= Beginning of Section =
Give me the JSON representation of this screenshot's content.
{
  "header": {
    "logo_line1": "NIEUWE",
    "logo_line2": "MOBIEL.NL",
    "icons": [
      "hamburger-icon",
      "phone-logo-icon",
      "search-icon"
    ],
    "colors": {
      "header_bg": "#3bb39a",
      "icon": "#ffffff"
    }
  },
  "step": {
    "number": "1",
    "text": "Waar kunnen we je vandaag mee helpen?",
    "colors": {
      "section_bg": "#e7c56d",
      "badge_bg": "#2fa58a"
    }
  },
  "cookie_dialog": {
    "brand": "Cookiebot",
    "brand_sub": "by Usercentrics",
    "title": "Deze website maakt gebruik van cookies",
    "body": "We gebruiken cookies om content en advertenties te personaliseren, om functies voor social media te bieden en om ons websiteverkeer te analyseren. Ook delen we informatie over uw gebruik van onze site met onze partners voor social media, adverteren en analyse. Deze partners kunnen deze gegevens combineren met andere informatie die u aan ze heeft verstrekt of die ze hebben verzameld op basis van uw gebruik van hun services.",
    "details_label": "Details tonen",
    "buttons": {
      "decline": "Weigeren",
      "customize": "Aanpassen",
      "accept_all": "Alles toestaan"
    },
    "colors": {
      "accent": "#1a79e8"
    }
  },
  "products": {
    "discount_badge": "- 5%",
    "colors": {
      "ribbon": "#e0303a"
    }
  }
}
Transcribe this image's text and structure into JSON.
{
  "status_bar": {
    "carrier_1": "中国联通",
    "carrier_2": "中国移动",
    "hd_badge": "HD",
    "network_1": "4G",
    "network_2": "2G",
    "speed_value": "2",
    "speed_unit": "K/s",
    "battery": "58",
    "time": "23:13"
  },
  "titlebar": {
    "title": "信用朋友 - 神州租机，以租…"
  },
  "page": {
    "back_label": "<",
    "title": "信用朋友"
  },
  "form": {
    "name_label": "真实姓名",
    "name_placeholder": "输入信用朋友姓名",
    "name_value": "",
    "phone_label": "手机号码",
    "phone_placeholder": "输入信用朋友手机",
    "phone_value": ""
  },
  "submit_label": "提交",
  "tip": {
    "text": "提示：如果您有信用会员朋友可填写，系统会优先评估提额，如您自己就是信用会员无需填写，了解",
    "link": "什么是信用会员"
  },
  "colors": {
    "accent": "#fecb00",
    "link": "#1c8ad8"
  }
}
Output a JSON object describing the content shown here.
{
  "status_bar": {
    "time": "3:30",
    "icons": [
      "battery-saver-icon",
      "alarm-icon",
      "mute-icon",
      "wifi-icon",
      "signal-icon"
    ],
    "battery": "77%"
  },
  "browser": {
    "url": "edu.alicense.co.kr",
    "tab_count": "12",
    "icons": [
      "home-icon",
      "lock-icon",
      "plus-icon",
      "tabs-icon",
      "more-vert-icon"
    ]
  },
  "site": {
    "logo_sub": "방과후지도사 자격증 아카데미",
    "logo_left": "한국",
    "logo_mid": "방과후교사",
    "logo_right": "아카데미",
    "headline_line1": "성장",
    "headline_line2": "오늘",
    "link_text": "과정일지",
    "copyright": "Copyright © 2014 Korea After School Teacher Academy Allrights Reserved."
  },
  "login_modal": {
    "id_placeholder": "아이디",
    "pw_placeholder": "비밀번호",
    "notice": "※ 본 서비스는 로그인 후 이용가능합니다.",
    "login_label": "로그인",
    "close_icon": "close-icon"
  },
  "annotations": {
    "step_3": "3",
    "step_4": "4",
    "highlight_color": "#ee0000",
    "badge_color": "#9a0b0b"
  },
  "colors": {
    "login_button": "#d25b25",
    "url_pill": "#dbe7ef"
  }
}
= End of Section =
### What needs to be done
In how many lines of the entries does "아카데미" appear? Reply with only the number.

### Result
2